• _Task details_:
Look for the word "sphärischen" in the data below, and copy every line that holds it.
********************
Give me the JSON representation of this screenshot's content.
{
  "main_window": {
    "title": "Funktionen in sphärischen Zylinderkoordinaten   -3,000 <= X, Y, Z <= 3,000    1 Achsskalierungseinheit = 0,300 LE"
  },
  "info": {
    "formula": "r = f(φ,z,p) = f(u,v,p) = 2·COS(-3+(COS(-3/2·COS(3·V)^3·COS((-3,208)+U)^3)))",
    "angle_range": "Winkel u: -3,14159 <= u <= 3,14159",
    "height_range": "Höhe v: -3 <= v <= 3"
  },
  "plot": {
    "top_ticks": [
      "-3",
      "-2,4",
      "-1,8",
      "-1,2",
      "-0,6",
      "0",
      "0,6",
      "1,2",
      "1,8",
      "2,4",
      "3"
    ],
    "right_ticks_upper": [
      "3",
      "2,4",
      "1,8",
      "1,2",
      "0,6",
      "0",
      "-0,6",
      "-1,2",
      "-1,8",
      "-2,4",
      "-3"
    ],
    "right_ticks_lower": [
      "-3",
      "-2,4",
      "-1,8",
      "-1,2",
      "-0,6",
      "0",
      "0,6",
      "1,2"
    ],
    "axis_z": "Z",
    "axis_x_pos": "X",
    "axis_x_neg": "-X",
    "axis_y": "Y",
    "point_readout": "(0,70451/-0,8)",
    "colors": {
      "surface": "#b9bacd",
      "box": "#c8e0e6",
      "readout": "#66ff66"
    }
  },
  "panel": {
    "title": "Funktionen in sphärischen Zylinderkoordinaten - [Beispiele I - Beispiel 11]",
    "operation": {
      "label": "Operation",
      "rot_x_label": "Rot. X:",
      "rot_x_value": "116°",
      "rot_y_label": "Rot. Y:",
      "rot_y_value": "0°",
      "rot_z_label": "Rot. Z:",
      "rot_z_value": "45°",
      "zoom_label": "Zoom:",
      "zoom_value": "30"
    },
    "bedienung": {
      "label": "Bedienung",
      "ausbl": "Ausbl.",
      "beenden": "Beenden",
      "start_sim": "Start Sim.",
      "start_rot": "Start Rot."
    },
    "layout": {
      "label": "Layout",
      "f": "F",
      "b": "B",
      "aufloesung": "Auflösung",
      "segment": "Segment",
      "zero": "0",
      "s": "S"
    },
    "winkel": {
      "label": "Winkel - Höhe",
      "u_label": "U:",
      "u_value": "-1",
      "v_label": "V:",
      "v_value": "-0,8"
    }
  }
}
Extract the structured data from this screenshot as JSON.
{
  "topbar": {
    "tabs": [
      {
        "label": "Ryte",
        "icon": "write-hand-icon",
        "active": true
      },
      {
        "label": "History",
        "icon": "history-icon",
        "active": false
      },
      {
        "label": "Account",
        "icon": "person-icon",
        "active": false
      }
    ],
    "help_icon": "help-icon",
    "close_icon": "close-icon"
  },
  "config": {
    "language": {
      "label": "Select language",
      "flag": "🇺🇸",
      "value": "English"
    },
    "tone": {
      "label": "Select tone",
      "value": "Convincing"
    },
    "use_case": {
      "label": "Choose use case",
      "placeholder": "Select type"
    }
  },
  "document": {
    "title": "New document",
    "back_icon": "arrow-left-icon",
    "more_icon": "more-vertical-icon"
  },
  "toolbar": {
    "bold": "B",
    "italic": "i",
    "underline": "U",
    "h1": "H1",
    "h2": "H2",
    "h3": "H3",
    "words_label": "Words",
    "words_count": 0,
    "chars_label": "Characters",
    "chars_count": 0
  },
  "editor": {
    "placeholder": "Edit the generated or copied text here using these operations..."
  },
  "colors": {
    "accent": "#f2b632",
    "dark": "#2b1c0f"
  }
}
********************
• _Solution_:
    "title": "Funktionen in sphärischen Zylinderkoordinaten   -3,000 <= X, Y, Z <= 3,000    1 Achsskalierungseinheit = 0,300 LE"
    "title": "Funktionen in sphärischen Zylinderkoordinaten - [Beispiele I - Beispiel 11]",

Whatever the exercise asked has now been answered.